(Excerpts from an interface dataset)
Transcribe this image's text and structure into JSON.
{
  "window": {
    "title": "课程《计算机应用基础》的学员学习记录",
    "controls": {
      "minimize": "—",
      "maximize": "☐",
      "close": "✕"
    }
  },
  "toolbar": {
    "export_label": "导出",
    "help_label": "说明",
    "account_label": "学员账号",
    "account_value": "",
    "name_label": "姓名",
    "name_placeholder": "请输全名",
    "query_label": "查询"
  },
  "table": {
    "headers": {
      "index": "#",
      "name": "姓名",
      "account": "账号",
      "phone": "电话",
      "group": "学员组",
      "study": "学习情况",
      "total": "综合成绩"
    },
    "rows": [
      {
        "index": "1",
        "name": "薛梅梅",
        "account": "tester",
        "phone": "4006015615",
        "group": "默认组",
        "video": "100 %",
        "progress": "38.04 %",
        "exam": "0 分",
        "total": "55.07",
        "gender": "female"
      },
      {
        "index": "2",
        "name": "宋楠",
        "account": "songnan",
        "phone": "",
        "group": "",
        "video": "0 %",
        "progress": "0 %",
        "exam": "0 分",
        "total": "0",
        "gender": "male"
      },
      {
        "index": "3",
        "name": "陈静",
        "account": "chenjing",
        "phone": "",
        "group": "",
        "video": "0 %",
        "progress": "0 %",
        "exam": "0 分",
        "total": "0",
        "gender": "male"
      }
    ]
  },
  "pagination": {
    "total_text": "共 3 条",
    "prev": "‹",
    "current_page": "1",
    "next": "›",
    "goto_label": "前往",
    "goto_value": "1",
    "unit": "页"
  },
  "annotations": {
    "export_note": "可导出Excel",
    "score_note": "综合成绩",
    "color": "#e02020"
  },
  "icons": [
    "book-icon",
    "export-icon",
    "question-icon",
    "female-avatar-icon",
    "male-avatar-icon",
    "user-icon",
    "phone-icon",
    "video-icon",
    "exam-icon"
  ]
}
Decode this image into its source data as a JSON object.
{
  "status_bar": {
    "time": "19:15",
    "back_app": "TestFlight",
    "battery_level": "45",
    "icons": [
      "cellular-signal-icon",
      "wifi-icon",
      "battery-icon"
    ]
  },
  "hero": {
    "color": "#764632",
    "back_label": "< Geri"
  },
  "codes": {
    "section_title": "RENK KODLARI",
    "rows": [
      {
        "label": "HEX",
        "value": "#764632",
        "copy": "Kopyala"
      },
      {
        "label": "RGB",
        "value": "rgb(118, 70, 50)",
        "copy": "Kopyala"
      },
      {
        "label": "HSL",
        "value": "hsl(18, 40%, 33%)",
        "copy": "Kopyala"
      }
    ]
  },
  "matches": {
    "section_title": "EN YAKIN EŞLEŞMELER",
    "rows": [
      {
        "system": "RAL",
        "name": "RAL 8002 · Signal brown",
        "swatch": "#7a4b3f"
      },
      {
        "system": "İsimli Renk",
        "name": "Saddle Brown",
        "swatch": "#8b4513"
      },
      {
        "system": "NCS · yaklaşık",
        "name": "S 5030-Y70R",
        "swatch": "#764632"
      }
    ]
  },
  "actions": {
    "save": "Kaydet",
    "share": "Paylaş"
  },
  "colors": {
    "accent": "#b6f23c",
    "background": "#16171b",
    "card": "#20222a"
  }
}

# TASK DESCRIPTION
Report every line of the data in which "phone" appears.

# ANSWER TO THIS TASK
      "phone": "电话",
        "phone": "4006015615",
        "phone": "",
        "phone": "",
    "phone-icon",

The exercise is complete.